For the Love of a Dear Sister
Finding the Mother Lode
I first looked at FamilySearch, the genealogical organization operated by the Genealogical Society of Utah (“GSU”), and the genealogical arm of The Church of Jesus Christ of Latter-day Saints. It is the largest genealogy organization in the world. It is this organization that we can thank for digitizing billions of family history records.
And yet, here is this completely FREE genealogy website with billions of indexed records, access to billions of pages of unindexed records (most of them original source material), with a significant educational component (the Wiki and Video Courses), a collaborative family tree (featuring sources, notes, record hints, photos, stories, etc.), and only five percent of a genealogy enthusiasts audience of 100 use it–and 95 out of 100 in this audience were aware of it and had visited it (according to Randy Seaver, author of Genea-Musings Blog).
At any rate, I took my friend’s small ancestry.com tree, used my Family Tree Maker (FTM) software and downloaded her tree’s .ftm file into a GEDCOM (.ged) file so I could upload her file into FamilySearch’s database.
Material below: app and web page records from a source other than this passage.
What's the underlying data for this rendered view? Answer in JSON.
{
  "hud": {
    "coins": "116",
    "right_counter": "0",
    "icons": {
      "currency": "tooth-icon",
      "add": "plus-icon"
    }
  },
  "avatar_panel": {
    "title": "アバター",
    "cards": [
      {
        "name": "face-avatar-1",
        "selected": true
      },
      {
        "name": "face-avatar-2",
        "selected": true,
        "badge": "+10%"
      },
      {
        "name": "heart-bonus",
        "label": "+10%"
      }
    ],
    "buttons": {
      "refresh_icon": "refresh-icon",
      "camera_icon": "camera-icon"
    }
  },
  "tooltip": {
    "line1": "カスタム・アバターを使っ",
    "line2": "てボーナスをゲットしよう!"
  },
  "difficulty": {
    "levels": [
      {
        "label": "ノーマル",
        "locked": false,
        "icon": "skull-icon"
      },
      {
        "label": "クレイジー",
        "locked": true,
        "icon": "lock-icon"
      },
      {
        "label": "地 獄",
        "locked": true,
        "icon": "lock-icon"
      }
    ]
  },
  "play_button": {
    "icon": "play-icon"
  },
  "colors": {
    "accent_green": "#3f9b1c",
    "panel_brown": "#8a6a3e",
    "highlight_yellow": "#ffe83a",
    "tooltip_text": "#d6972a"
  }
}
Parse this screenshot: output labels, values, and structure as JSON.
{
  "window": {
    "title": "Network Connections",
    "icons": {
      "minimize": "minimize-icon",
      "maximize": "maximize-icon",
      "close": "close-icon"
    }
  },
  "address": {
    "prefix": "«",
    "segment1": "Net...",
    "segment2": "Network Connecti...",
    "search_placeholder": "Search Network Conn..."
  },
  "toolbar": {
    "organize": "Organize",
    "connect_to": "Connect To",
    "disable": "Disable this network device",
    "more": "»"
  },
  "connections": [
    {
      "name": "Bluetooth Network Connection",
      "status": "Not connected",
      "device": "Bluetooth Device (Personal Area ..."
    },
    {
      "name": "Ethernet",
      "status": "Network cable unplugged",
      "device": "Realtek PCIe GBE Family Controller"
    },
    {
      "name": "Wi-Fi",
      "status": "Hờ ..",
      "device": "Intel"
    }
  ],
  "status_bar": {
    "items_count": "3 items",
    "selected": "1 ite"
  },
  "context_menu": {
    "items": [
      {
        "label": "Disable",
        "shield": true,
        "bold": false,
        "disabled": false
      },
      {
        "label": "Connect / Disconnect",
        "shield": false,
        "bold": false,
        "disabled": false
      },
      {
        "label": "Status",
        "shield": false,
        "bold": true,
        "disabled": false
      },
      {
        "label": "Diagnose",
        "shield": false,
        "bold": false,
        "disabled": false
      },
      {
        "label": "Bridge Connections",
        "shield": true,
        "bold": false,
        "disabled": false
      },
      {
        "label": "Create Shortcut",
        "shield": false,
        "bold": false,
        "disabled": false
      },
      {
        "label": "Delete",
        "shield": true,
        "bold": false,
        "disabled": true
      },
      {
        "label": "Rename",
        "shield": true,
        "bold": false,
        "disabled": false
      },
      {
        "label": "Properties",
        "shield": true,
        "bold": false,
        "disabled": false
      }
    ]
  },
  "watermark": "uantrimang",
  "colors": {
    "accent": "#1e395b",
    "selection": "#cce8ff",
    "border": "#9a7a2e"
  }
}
My only other option would have been to re-enter all her family history data manually into FamilySearch (FS). Next, FS uploaded the information into its database, but it didn’t add all her records automatically. I was required to do a one-to-one comparison of her records to those possible duplicate records already in FS. On a small file this isn’t so bad, but on a file as large as my ancestry.com tree (12,000+ records) this would be a tedious and exhaustive process–a real downer. Perhaps this is why people choose not to transfer their files to FS? Or, maybe because it’s a collaborative database and they are not willing to share or have their data edited by others who they do not know or feel they can trust their genealogical skill sets? Bottom line, my dear sister friend was euphoric to have her own family tree and to be able to manipulate it on her own. My sister and I are going on a short out of town trip very soon to hear her son’s band play and this will be an opportunity for us to revive our genealogical buzz.
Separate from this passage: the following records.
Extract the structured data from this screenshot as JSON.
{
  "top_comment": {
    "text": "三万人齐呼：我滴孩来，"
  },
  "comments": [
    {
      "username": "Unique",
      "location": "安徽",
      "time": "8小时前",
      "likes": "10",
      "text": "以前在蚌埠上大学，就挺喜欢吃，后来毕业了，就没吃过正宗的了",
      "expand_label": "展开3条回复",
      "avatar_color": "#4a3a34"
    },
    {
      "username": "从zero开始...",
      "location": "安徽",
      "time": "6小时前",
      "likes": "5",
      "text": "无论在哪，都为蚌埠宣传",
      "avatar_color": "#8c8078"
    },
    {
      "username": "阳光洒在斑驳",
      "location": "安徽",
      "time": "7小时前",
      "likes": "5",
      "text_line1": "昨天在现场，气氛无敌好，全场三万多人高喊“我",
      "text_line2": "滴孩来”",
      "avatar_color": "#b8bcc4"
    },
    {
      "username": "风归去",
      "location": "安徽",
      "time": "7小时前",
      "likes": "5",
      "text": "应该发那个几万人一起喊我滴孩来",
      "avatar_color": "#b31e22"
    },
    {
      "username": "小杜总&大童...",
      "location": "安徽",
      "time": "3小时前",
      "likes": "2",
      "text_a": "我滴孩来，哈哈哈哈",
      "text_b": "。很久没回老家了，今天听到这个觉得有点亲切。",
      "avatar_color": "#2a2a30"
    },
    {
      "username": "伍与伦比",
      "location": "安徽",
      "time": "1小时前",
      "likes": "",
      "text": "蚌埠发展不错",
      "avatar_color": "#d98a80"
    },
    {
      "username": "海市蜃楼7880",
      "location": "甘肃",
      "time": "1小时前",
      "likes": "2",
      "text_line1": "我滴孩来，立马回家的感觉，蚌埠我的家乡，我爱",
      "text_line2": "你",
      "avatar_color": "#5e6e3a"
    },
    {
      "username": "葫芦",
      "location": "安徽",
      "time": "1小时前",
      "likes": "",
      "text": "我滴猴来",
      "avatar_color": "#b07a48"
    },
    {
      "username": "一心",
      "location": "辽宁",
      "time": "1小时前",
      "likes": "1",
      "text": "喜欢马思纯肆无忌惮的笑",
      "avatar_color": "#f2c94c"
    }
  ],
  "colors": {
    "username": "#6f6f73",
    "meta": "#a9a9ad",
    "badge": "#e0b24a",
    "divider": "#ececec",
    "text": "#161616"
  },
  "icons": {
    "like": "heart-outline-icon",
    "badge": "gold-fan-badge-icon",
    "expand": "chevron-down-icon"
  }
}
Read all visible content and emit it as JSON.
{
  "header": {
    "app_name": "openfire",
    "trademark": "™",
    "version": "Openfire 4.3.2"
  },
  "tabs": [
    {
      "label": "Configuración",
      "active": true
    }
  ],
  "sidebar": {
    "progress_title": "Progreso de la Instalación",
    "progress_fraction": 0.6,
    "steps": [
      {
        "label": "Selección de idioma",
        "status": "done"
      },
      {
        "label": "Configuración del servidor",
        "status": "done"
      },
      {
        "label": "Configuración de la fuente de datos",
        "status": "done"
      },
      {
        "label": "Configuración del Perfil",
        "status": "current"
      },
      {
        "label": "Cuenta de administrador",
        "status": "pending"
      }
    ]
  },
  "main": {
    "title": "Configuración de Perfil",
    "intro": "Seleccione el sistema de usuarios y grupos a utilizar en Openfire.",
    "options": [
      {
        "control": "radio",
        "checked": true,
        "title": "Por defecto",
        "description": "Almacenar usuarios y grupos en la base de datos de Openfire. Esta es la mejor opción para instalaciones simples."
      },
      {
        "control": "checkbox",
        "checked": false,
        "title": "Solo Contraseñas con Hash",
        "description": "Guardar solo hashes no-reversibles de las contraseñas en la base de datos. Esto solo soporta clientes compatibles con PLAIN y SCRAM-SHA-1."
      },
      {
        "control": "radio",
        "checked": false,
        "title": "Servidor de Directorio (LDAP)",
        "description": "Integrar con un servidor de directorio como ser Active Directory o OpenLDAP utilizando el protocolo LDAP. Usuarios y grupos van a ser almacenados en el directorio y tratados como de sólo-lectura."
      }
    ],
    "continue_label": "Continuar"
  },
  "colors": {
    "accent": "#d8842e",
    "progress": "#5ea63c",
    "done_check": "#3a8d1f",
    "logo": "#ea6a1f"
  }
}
Awaiting Another Intoxicating Adventure
Meanwhile, in my endeavor to try out and test FS, I queried the database about my third maternal great grandfather Henry Ford–a brick wall in my tree. I didn’t nail down Henry’s data, but I discovered there were two conflicting records for my second great grandfather–the father of my maternal great grandmother, Mary Susan Morris, who was the wife of John Carpenter Ford. One record had his death in 1880, which agreed with my record, but a census record showed an inmate in 1900 at the North Carolina State Insane Asylum. So, I contacted the FamilySearch research support team. Within a couple of days I received the most unexpected in-depth research about the conflicts and directions to further resources about these people. And, to boot, FS researchers complimented me on one of my blog posts that they had found and read as a result of their queries on my behalf.
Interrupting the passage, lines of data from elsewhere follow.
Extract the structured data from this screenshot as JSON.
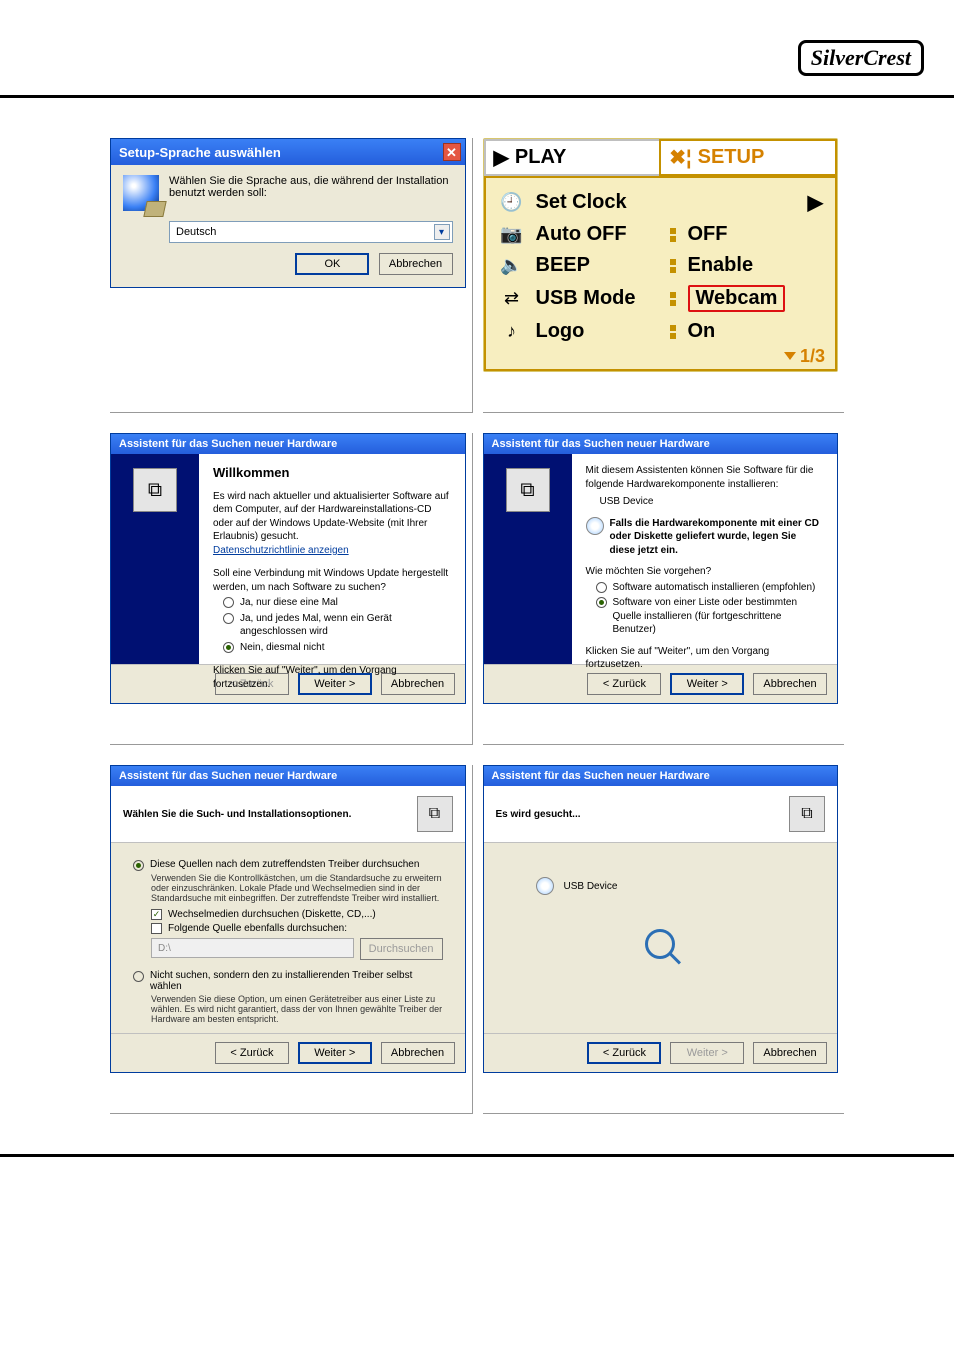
{
  "brand": "SilverCrest",
  "lang_dialog": {
    "title": "Setup-Sprache auswählen",
    "msg": "Wählen Sie die Sprache aus, die während der Installation benutzt werden soll:",
    "selected": "Deutsch",
    "ok": "OK",
    "cancel": "Abbrechen"
  },
  "camera": {
    "tab_play": "PLAY",
    "tab_setup": "SETUP",
    "page": "1/3",
    "items": [
      {
        "icon": "🕘",
        "label": "Set Clock",
        "value": "",
        "arrow": true
      },
      {
        "icon": "📷",
        "label": "Auto OFF",
        "value": "OFF"
      },
      {
        "icon": "🔈",
        "label": "BEEP",
        "value": "Enable"
      },
      {
        "icon": "⇄",
        "label": "USB Mode",
        "value": "Webcam",
        "selected": true
      },
      {
        "icon": "♪",
        "label": "Logo",
        "value": "On"
      }
    ]
  },
  "wizard_title": "Assistent für das Suchen neuer Hardware",
  "wiz1": {
    "heading": "Willkommen",
    "p1": "Es wird nach aktueller und aktualisierter Software auf dem Computer, auf der Hardwareinstallations-CD oder auf der Windows Update-Website (mit Ihrer Erlaubnis) gesucht.",
    "link": "Datenschutzrichtlinie anzeigen",
    "p2": "Soll eine Verbindung mit Windows Update hergestellt werden, um nach Software zu suchen?",
    "opt1": "Ja, nur diese eine Mal",
    "opt2": "Ja, und jedes Mal, wenn ein Gerät angeschlossen wird",
    "opt3": "Nein, diesmal nicht",
    "p3": "Klicken Sie auf \"Weiter\", um den Vorgang fortzusetzen.",
    "back": "< Zurück",
    "next": "Weiter >",
    "cancel": "Abbrechen"
  },
  "wiz2": {
    "p1": "Mit diesem Assistenten können Sie Software für die folgende Hardwarekomponente installieren:",
    "device": "USB Device",
    "cd_note": "Falls die Hardwarekomponente mit einer CD oder Diskette geliefert wurde, legen Sie diese jetzt ein.",
    "p2": "Wie möchten Sie vorgehen?",
    "opt1": "Software automatisch installieren (empfohlen)",
    "opt2": "Software von einer Liste oder bestimmten Quelle installieren (für fortgeschrittene Benutzer)",
    "p3": "Klicken Sie auf \"Weiter\", um den Vorgang fortzusetzen.",
    "back": "< Zurück",
    "next": "Weiter >",
    "cancel": "Abbrechen"
  },
  "wiz3": {
    "heading": "Wählen Sie die Such- und Installationsoptionen.",
    "opt1": "Diese Quellen nach dem zutreffendsten Treiber durchsuchen",
    "opt1_sub": "Verwenden Sie die Kontrollkästchen, um die Standardsuche zu erweitern oder einzuschränken. Lokale Pfade und Wechselmedien sind in der Standardsuche mit einbegriffen. Der zutreffendste Treiber wird installiert.",
    "chk1": "Wechselmedien durchsuchen (Diskette, CD,...)",
    "chk2": "Folgende Quelle ebenfalls durchsuchen:",
    "path": "D:\\",
    "browse": "Durchsuchen",
    "opt2": "Nicht suchen, sondern den zu installierenden Treiber selbst wählen",
    "opt2_sub": "Verwenden Sie diese Option, um einen Gerätetreiber aus einer Liste zu wählen. Es wird nicht garantiert, dass der von Ihnen gewählte Treiber der Hardware am besten entspricht.",
    "back": "< Zurück",
    "next": "Weiter >",
    "cancel": "Abbrechen"
  },
  "wiz4": {
    "heading": "Es wird gesucht...",
    "device": "USB Device",
    "back": "< Zurück",
    "next": "Weiter >",
    "cancel": "Abbrechen"
  }
}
So now, the genealogical addict in me is adding my ancestry.com public tree (slowly and surely) using the GEDCOM file upload and one-to-one record comparison method to see what my sharing and comparing of these data might bring to light.